The sales of beer in pubs and restaurants dropped by 30 percent in 2023 as more people prefer to drink at home right now. So, how has reduced alcohol consumption affected the Czech economy and the social lives of those who choose to drink at pubs? Mr. Slunečko explains:

“The drop in beer consumption can have a very negative impact on the catering sector as a whole. For a long time we have pointed out that pubs and restaurants are often dependent on serving drinks for their livelihood. I think that the drain of people from pubs and the associated trend of beer consumption moving into houses and garages will lead to the subsequent closure of these smaller businesses and may have a negative impact on the social lives of people living in villages and small towns.”

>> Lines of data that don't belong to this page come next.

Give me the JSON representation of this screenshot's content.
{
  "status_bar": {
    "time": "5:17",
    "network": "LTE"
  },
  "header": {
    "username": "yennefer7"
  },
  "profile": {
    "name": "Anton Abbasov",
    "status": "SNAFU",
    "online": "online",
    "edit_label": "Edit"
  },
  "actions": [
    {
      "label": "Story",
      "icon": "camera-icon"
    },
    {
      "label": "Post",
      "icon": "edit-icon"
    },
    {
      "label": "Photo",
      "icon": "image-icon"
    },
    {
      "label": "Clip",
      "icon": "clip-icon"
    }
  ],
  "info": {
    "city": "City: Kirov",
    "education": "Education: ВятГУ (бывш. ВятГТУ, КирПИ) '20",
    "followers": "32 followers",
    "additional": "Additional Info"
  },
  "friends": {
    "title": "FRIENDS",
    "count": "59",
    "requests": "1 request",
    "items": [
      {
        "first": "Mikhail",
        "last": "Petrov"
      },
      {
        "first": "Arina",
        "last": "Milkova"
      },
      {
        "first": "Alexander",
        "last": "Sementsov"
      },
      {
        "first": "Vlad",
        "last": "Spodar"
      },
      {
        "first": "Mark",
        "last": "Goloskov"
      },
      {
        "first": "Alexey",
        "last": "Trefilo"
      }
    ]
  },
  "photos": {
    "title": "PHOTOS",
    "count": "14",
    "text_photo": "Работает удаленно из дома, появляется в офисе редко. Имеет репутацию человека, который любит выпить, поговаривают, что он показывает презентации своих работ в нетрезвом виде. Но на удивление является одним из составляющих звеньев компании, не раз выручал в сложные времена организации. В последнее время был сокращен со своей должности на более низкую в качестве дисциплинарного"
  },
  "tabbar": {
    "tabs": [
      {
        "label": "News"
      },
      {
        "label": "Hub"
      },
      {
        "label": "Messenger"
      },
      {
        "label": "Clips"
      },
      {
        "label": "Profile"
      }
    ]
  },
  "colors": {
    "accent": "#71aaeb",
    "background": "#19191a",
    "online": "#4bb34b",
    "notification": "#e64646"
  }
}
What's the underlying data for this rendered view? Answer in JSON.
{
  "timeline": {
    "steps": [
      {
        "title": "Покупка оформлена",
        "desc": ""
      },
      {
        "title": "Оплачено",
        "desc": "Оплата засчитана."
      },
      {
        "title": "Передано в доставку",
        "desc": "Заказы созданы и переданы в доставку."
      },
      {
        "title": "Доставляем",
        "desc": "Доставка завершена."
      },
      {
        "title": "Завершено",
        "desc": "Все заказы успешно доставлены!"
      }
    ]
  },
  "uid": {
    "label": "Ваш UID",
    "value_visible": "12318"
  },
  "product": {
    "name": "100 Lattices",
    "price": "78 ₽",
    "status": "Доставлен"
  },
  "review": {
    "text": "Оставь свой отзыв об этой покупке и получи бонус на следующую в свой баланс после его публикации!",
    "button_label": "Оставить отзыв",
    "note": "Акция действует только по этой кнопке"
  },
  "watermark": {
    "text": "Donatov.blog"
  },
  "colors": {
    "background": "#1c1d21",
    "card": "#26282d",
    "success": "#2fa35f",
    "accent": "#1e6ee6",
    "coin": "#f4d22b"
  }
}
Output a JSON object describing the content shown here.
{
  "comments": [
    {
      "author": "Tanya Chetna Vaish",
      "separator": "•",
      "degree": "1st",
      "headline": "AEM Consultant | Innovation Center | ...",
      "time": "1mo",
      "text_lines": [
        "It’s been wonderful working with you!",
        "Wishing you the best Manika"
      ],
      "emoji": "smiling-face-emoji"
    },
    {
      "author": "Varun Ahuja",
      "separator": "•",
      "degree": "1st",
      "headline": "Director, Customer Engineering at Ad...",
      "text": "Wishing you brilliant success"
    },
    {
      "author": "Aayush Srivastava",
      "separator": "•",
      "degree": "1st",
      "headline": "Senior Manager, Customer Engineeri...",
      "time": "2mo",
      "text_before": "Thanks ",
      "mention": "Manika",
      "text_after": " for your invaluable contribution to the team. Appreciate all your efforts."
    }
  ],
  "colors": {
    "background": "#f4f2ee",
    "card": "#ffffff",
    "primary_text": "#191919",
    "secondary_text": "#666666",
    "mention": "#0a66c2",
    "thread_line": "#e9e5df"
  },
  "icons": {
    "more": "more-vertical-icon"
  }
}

We are also seeing an increasing number of people turning to non-alcoholic beer or so-called beer mixes. Year-on-year growth showed an increase of 9.3 percent. In comparison, with 2019 that is an increase of more than 33 percent. Mr. Slunečko comments on this increase:

Illustration photo | Photo: Czech Television

“This is the only consistently growing part of the sector so I think that breweries are coming up with new flavors and different variants every season to a much wider range of consumers.”

Mr. Slunečko on the ways breweries are responding to this increased demand:

“The breweries are addressing the decline in consumer interest and beer consumption primarily by expanding and diversifying their offering and striving to maintain modern trends.”

Mr. Slunečko explains that breweries will most likely continue to offer different flavors to give alternatives, even non-alcoholic ones, to those who are increasingly less willing to pay for inflated beer prices.